Write it all down. See it all in one place – Roshni Goyate
Most things start with an email. From my own experience on receiving emails from those starting out, I like to see a web link, as well as a bespoke pdf attachment. I tend to lose the emails sent at certain times of the day – especially a Friday afternoon or in the middle of a busy day. Personally early morning suits as the day may not have begun in earnest for that perspective employer and it shows your not lazing in bed nursing a post-student hangover. I would suggest never sending at the weekend as there need to be boundaries. This also applys to when working with clients overall. Its not cool receiving emails late into the night or weekend. By all means formulate things at the weekend if need be but send during work hours. – Charlotte Heal
Professional experience is necessary in a fast evolving industry. Initially it may be necessary to offer services for free. Research the photographers you want to work with, present only positive character traits to them, and send a covering letter with your CV. Networking is important. Follow photographers on social media. Never stop learning. Keep on top of the latest equipment. Take full advantage of what the university, its staff and peers have to offer. Listen to people’s advice and apply it to your own thinking. You make your own opportunities in life.

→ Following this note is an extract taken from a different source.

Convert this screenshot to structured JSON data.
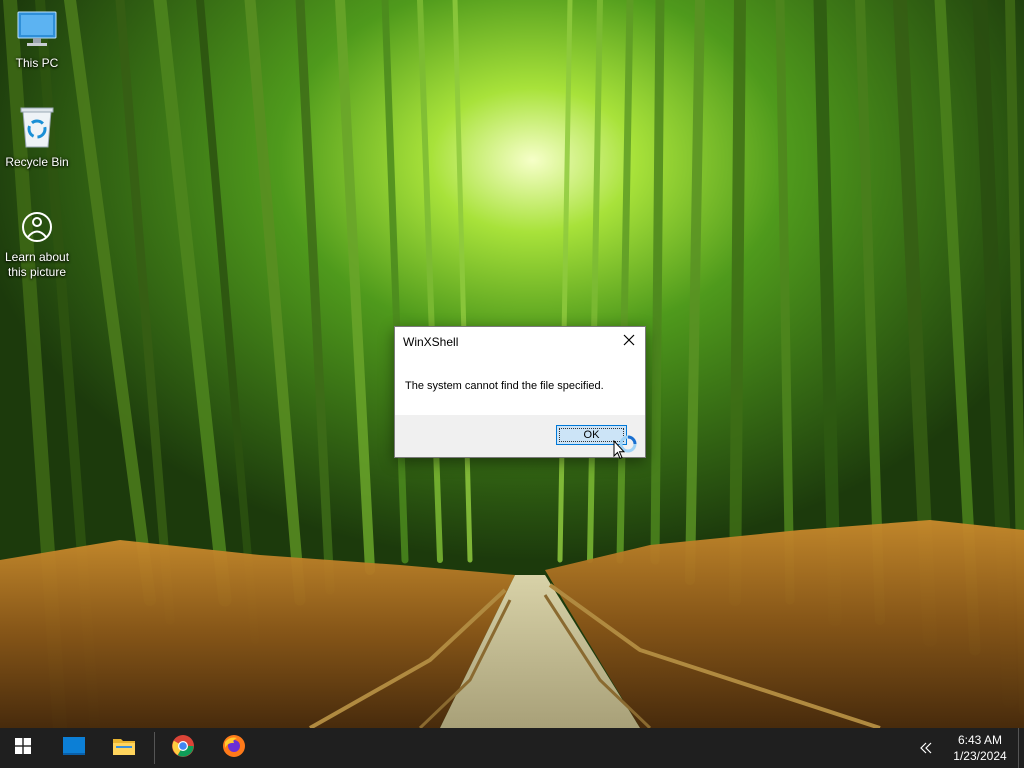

I have been working in a professional industry for the past fifteen years (albeit a different one), and so most of the points covered above regarding how to present oneself to other photographers, prospective employers and clients I apply to my own, current career.